Methods

In this experimental study, 78 at-risk children and adolescents ranging in age from 7 to 17 years completed an IAT modified with pictures captured from the most popular Internet games among youth. Furthermore, measures of Internet and smartphone addictions, mental health and problem behaviors, impulsive tendencies, self-esteem, daily stress, and quality of life were assessed simultaneously.

Results

Significant correlations were found between IAT D2SD scores and standardized scales for Internet (r = .28, p < .05) and smartphone (r = .33, p < .01) addictions. There were no significant correlations between IAT parameters and other scales measuring the constructs that are less relevant to the features of addiction, such as daily stress levels, impulsivity, and quality of life. Multiple regression analysis revealed that the IAT D2SD was independently and positively associated with smartphone addiction (p = .03) after controlling for other clinical correlates.

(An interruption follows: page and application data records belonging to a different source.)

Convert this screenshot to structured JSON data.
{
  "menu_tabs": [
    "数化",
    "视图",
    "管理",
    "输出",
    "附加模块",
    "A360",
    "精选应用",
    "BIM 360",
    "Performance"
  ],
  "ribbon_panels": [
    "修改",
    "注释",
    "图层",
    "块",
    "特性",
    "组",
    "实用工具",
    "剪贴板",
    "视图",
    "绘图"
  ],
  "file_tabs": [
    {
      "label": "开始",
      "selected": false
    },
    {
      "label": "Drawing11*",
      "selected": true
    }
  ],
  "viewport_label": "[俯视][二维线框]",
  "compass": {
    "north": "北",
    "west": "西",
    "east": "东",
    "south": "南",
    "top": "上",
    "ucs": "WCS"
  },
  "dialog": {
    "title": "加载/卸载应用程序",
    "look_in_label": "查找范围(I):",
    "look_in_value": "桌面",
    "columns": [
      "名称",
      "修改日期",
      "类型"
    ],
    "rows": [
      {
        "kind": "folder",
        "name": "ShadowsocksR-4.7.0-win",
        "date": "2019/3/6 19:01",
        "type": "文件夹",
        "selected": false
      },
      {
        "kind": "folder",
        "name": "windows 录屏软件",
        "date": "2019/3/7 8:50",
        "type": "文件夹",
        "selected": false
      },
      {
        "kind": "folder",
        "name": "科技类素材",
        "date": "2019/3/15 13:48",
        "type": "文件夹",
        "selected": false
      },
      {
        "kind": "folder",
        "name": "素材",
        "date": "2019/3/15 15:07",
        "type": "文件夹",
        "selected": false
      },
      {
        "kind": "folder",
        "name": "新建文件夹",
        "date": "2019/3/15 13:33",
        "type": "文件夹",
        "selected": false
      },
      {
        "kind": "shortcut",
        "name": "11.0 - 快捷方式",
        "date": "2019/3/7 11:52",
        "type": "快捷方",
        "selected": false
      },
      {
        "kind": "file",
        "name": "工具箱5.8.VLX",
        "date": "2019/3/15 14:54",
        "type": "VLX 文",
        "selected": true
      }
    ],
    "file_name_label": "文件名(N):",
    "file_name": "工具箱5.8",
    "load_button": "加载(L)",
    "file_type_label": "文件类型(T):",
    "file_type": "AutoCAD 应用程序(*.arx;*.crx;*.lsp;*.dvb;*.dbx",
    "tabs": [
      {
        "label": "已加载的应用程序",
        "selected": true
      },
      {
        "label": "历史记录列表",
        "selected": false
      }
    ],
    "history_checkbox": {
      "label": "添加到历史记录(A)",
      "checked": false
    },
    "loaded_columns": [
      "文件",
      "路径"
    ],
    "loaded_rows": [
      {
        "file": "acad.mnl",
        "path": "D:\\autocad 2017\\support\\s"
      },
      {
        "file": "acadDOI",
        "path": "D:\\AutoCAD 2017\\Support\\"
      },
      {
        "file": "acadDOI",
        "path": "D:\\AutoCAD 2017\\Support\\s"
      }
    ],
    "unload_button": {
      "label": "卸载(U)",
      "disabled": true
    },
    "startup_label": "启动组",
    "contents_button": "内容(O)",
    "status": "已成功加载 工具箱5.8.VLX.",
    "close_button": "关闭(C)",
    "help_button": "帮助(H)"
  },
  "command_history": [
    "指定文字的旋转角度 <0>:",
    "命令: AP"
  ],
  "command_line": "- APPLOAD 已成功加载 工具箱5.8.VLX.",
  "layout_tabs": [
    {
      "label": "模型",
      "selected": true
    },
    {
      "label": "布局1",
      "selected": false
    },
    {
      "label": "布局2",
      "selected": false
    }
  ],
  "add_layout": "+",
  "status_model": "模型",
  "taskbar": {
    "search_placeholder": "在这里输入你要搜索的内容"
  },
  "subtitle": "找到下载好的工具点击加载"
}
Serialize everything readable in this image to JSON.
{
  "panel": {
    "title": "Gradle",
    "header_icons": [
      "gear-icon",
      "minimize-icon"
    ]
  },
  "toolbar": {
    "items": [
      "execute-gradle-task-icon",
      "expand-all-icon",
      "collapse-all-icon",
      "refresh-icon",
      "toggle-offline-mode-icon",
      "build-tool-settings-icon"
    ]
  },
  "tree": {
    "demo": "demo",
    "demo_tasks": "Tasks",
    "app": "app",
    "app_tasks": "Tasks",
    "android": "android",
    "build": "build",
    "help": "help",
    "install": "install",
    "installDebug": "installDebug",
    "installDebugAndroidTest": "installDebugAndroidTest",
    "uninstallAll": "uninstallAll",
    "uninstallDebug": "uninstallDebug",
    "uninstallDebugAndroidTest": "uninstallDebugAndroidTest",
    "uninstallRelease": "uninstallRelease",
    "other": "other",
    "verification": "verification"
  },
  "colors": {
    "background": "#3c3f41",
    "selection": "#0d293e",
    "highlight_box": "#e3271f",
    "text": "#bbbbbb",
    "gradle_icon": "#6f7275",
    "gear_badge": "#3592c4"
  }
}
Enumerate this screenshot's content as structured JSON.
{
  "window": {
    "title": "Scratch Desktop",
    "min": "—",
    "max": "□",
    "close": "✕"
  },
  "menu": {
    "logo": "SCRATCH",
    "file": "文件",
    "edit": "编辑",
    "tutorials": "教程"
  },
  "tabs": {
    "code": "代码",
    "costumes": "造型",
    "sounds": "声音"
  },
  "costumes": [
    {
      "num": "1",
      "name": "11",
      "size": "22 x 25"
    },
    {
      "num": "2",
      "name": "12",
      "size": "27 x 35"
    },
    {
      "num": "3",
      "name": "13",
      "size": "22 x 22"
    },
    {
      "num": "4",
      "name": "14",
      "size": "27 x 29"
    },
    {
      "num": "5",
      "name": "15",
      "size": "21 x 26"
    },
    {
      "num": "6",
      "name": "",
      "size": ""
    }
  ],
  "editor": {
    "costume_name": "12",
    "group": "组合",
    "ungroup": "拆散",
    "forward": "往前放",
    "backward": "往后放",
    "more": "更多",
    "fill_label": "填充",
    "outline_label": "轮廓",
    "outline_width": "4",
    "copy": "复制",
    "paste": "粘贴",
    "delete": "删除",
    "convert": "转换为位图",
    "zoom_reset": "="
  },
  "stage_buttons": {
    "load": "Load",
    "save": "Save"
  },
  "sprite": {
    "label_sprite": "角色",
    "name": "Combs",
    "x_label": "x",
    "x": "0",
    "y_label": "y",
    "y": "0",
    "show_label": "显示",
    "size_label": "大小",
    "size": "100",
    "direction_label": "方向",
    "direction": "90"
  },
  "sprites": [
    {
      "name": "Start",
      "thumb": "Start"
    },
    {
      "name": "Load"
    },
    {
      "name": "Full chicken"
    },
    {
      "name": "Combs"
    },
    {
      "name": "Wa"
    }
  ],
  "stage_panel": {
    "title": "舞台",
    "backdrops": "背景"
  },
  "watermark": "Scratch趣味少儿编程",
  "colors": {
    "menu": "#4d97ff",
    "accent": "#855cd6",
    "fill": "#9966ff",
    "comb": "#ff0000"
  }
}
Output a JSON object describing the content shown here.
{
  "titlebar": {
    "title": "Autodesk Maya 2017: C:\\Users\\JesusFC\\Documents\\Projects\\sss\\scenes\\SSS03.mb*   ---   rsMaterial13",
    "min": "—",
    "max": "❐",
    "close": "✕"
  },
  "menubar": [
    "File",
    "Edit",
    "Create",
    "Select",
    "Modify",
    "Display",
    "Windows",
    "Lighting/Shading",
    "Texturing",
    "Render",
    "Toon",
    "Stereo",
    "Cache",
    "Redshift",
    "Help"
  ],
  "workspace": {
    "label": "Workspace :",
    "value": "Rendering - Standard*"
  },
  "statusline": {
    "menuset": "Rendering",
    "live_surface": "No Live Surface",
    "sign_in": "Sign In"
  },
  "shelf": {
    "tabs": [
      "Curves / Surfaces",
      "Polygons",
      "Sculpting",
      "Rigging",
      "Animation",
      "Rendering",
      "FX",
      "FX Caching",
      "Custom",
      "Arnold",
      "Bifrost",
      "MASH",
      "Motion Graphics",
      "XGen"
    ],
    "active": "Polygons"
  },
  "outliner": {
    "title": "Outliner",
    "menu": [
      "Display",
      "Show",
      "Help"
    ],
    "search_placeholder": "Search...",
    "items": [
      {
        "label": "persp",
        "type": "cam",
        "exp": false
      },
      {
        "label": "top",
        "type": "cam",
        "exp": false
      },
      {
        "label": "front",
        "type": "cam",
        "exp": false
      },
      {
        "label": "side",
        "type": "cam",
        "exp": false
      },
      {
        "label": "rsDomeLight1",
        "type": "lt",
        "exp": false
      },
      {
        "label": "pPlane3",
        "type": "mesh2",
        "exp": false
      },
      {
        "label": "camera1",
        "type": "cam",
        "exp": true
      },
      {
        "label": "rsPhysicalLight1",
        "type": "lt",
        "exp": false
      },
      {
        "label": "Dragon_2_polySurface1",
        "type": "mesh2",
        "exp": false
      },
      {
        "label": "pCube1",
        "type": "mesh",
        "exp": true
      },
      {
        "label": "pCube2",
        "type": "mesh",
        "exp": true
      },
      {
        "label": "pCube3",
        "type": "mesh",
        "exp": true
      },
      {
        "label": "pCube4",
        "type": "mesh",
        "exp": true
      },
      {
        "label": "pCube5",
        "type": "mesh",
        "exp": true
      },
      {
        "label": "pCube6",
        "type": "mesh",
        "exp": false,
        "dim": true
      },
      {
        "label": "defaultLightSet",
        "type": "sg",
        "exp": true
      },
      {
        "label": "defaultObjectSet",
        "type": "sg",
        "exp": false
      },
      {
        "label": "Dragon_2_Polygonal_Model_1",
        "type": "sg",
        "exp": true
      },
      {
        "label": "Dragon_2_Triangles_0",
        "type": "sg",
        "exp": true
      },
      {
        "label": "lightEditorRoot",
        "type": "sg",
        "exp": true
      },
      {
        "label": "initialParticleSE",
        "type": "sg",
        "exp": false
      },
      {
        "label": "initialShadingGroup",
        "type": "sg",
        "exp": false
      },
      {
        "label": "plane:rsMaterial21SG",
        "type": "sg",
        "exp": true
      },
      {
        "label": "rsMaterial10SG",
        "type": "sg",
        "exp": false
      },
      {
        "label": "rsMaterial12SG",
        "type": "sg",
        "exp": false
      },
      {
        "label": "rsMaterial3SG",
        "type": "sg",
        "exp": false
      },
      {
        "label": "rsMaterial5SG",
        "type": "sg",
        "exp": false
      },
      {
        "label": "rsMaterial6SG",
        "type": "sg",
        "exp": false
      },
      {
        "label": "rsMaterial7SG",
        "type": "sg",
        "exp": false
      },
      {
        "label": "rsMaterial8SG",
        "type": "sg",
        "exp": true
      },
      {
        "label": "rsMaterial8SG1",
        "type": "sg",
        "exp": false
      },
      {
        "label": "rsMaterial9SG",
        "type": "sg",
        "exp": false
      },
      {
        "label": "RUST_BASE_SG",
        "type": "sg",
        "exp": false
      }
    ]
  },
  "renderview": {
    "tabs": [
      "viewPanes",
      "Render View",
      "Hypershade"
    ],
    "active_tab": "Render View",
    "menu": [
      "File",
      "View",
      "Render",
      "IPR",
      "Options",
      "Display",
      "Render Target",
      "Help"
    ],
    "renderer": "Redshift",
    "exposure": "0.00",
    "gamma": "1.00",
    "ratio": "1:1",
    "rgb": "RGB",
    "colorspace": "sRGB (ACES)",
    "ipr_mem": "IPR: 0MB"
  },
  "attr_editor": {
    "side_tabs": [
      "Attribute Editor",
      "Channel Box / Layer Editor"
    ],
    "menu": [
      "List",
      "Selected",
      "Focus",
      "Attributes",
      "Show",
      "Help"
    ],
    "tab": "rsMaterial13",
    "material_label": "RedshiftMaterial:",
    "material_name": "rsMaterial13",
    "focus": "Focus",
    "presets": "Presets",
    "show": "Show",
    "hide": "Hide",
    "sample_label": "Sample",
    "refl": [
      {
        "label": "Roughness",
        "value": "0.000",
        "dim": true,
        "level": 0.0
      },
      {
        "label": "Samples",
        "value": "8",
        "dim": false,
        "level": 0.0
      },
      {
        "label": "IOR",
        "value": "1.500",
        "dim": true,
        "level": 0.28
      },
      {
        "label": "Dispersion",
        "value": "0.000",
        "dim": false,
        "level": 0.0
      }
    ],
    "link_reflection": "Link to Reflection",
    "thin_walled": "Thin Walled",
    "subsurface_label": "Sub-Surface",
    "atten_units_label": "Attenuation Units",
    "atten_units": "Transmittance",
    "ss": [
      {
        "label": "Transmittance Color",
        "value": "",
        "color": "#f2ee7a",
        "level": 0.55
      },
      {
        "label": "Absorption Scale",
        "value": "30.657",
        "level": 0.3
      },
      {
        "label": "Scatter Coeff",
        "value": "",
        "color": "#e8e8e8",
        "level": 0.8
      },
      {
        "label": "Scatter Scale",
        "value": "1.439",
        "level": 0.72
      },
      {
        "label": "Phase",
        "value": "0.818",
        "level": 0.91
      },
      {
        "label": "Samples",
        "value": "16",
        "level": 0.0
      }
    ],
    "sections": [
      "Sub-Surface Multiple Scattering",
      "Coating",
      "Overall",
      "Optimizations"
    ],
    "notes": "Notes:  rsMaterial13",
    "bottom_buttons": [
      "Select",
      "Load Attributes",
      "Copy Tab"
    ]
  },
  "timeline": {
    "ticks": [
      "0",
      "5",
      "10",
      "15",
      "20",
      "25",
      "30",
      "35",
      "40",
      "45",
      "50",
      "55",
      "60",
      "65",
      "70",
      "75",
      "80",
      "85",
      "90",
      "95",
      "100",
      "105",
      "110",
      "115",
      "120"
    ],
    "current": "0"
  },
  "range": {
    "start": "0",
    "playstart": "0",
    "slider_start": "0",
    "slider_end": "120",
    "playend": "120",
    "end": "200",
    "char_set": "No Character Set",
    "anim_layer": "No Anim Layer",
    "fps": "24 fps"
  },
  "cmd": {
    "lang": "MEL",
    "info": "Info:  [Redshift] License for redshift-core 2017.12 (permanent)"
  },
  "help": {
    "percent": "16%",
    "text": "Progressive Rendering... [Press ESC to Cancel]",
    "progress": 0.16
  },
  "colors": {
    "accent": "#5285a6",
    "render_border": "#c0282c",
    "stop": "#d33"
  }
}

Conclusions

This study demonstrated good convergent and discriminant validity of this IAT as a novel measurement relating to Internet and smartphone addictions. Further longitudinal and prospective studies are needed to evaluate its potential utility in clinical and community settings.

Open access

Abstract

Background and aim

Whereas many studies on Internet gaming disorder (IGD) have used self-report questionnaires, only a few have adopted clinical interviews and samples. The current study aimed at using data from face-to-face diagnostic interviews, based on the criteria for IGD in the DSM-5, to determine the Internet, gaming, and smartphone usage patterns of children and adolescents.

Methods

A latent class analysis was conducted using data collected through diagnostic interviews for Internet, gaming, and smartphone addiction with 190 participants (M = 13.14 years, SD = 2.46; 143 boys, 47 girls) who were part of a multicenter clinical cohort study.

Results

Participants were classified into four groups: pleasure-seeking (Class 1), internal-use (Class 2), problematic-use (Class 3), and pathological-use (Class 4). The pleasure-seeking group (8.11%) showed low tendencies in general and proper control. The internal-use group (17.63%) showed significant increases in “cognitive salience” and “craving,” with strong internal desires. The problematic-use group (37.28%) had no “interference with role performance”; however, they displayed “difficulty regulating use” and “persistent use despite negative consequences,” with a slight functional impairment. The pathological-use group (36.98%) scored the highest on all these items, revealing a severe functional impairment. Compared to the other groups, the pathological-use group had the highest depression and daily stress levels and displayed the lowest levels of happiness.

Conclusions

This study provides basic data to elucidate Internet, gaming, and smartphone overuse patterns among children and adolescents, which could be used to develop differentiated intervention strategies for each group.

Open access